Monday 24th May- I think. Asilah, Morocco.
I'm starting to lose track of the days, which could be a good thing or not! I'm glad I didn't write an update last night, after I arrived in Asilah, or it would have been of a very different tone to today's. Yesterday I was scammed big time. Well, big time relatively speaking. I only ended up about fifty-five dirham (five US dollars) out of pocket, but I was pretty unimpressed about it. It was probably the most successfully I've ever been hustled, with the possible exception of the first time I changed money in Bali. It was all a case of listening to the wrong people, and not listening to the right people.
As soon as I posted yesterday's journal update from Chefchauoen, I walked out of town to the patch of dust that they call the bus station. A bus to Tangiers was actually about to depart. Against the advice of the driver, I said I only wanted to go to Tetouan- a little over half way, I guess- and then find a bus to Asilah. He tried to convince me that I'd be better going all the way to Tangiers, but I wasn't having any part of it. There was no reason that a bus to Asilah would go all the way to Tangiers and then double back. He was just trying to hustle a few extra dirhams bus fare out of me for a longer ride.
Alas, no he wasn't.
Tetouan, to be fair, is the sphincter of Morocco. The Tetouan bus station is home to every lowlife petty theif and hustler in the town. My bus had stopped there briefly on the ride from Tangiers to Chefchaouen, and I didn't get a real nice feel about the place then. Now I was back there. So this is how the scam went:
A guy greets me off the bus, "Asilah?" he asks.
I hurried back to the hotel and grabbed my backpack, somehow persuading the lady to refund me twenty dirham of what I'd paid her- personally I thought thirty would have been reasonable- and stormed back to the bus station, muttering to myself. No way I was staying in Tetouan that night. As long as I stayed there, I knew I wouldn't be able to get rid of the sour taste in my mouth. What made me even madder was that I had to ask directions to the bus station so many times, and because of the language barrier, had to do an impersonation of Otto, the bus driver from the Simpsons, I couldn't get the tune 'Hail to the bus driver, bus driver, bus driver. Hail to the bus driver, bus driver man!' out of my head! Non Simpsons fans won't know what I'm talking about.
I saw the two hustlers outside the station, and they scurried away like startled rabbits when they spotted me striding towards them. The 'Brigade Touristique' or Tourist Police take a very dim view of these sort of characters- 'faux guides' they call them, and if I'd bothered to point them out to an officer, the two scam artists would likely have spent a couple of days in the clink.
So I boarded the bus to Asilah only to discover that it travels via bloody Tangiers!
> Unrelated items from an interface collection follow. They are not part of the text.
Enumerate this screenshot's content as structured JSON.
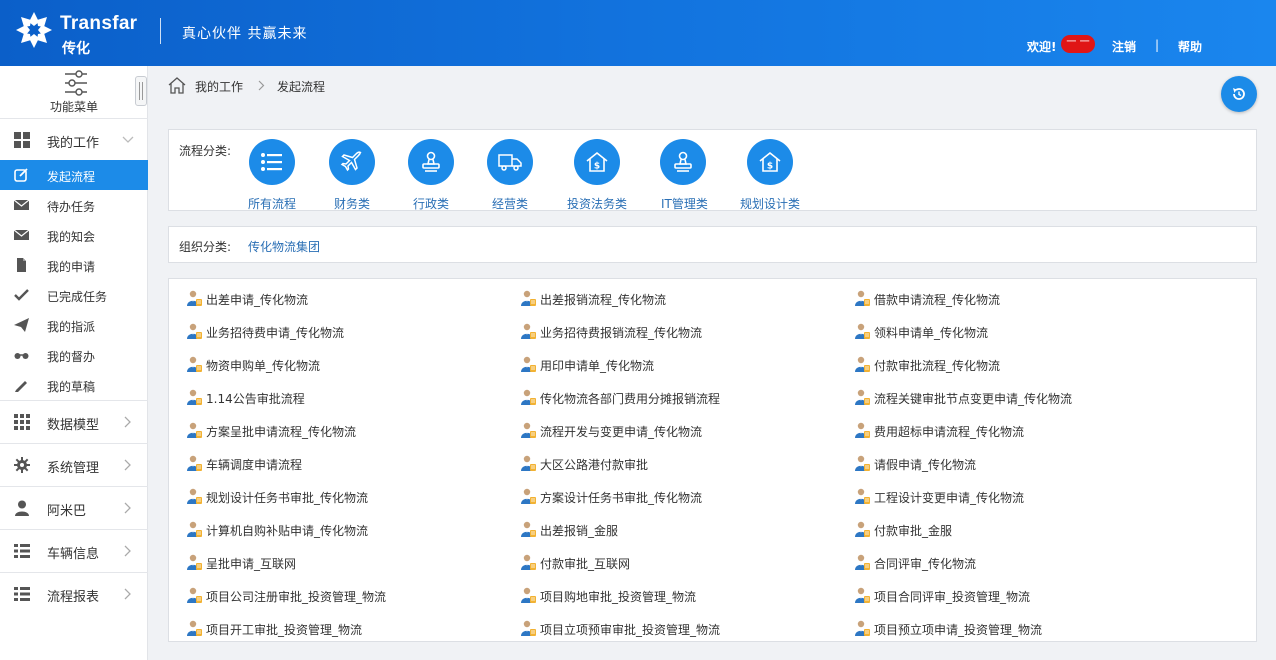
{
  "header": {
    "brand_name": "Transfar",
    "brand_sub": "传化",
    "slogan": "真心伙伴  共赢未来",
    "welcome": "欢迎!",
    "user_badge": "一 一",
    "logout": "注销",
    "separator": "|",
    "help": "帮助"
  },
  "sidebar": {
    "menu_toggle_label": "功能菜单",
    "my_work": "我的工作",
    "items": [
      {
        "label": "发起流程",
        "icon": "edit-icon",
        "active": true
      },
      {
        "label": "待办任务",
        "icon": "envelope-icon"
      },
      {
        "label": "我的知会",
        "icon": "envelope-icon"
      },
      {
        "label": "我的申请",
        "icon": "document-icon"
      },
      {
        "label": "已完成任务",
        "icon": "check-icon"
      },
      {
        "label": "我的指派",
        "icon": "send-icon"
      },
      {
        "label": "我的督办",
        "icon": "glasses-icon"
      },
      {
        "label": "我的草稿",
        "icon": "pencil-icon"
      }
    ],
    "groups": [
      {
        "label": "数据模型",
        "icon": "grid-icon"
      },
      {
        "label": "系统管理",
        "icon": "gear-icon"
      },
      {
        "label": "阿米巴",
        "icon": "user-icon"
      },
      {
        "label": "车辆信息",
        "icon": "list-icon"
      },
      {
        "label": "流程报表",
        "icon": "list-icon"
      }
    ]
  },
  "breadcrumb": {
    "level1": "我的工作",
    "separator": ">",
    "level2": "发起流程"
  },
  "categories": {
    "label": "流程分类:",
    "items": [
      {
        "label": "所有流程",
        "icon": "list-icon"
      },
      {
        "label": "财务类",
        "icon": "airplane-icon"
      },
      {
        "label": "行政类",
        "icon": "stamp-icon"
      },
      {
        "label": "经营类",
        "icon": "truck-icon"
      },
      {
        "label": "投资法务类",
        "icon": "house-dollar-icon"
      },
      {
        "label": "IT管理类",
        "icon": "stamp-icon"
      },
      {
        "label": "规划设计类",
        "icon": "house-dollar-icon"
      }
    ]
  },
  "org": {
    "label": "组织分类:",
    "value": "传化物流集团"
  },
  "processes": [
    [
      "出差申请_传化物流",
      "出差报销流程_传化物流",
      "借款申请流程_传化物流"
    ],
    [
      "业务招待费申请_传化物流",
      "业务招待费报销流程_传化物流",
      "领料申请单_传化物流"
    ],
    [
      "物资申购单_传化物流",
      "用印申请单_传化物流",
      "付款审批流程_传化物流"
    ],
    [
      "1.14公告审批流程",
      "传化物流各部门费用分摊报销流程",
      "流程关键审批节点变更申请_传化物流"
    ],
    [
      "方案呈批申请流程_传化物流",
      "流程开发与变更申请_传化物流",
      "费用超标申请流程_传化物流"
    ],
    [
      "车辆调度申请流程",
      "大区公路港付款审批",
      "请假申请_传化物流"
    ],
    [
      "规划设计任务书审批_传化物流",
      "方案设计任务书审批_传化物流",
      "工程设计变更申请_传化物流"
    ],
    [
      "计算机自购补贴申请_传化物流",
      "出差报销_金服",
      "付款审批_金服"
    ],
    [
      "呈批申请_互联网",
      "付款审批_互联网",
      "合同评审_传化物流"
    ],
    [
      "项目公司注册审批_投资管理_物流",
      "项目购地审批_投资管理_物流",
      "项目合同评审_投资管理_物流"
    ],
    [
      "项目开工审批_投资管理_物流",
      "项目立项预审审批_投资管理_物流",
      "项目预立项申请_投资管理_物流"
    ]
  ],
  "colors": {
    "header_start": "#0b5fc9",
    "header_end": "#1a86ee",
    "accent": "#1c8be8",
    "link": "#2a6fb5",
    "badge": "#e01515"
  }
}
Crikey! Anyway, I made it to Asilah, which seemed like a nice relaxed place. The only hassle I got, if you could even call it a hassle, was a couple of hotel touts who caled out "Hey monsieur. You going to Hotel Asilah? It's closed down. You can come and look at my place!"
You can probably imagine how my journal would've read had I written it last night. I was quite disillusioned with Morocco at that point, that's for sure. But today is a whole different ballgame. I've even had the chance to give my boots a day off to air out, and get some use out of my Teva sandals. After waking early, I explored Asilah's accommodation options a little more thoroughly, and have relocated to a rooftop room at the Hotel Marhaba.
By promising Ali the manager that I'd be staying for several nights, I managed to negotiate the price down by thirty percent. The room doesn't exactly have ocean views, but you can at least see the water from the sundeck that my room opens onto. It's a glorious sunny day in Asilah- warm but with a refreshing sea breeze- and after a tasty cheese omelette for breakfast, I think I might go for another stroll along the beach. It'd be nice to meet some other travellers. I don't know where they all are. The only conversation I've had since I left Tangiers that's involved me saying anything but "No thankyou, I'm fine!" was with two Germen cyclists that I met in Chefchaouen. They were the same two I'd seen in Tangiers a couple of days earlier, having cycled from their home on the German/Swiss border. Not my idea of especially when I recalled the long uphill climb from Tangiers all the way to Chefchaouen, but different strokes for different folks, eh?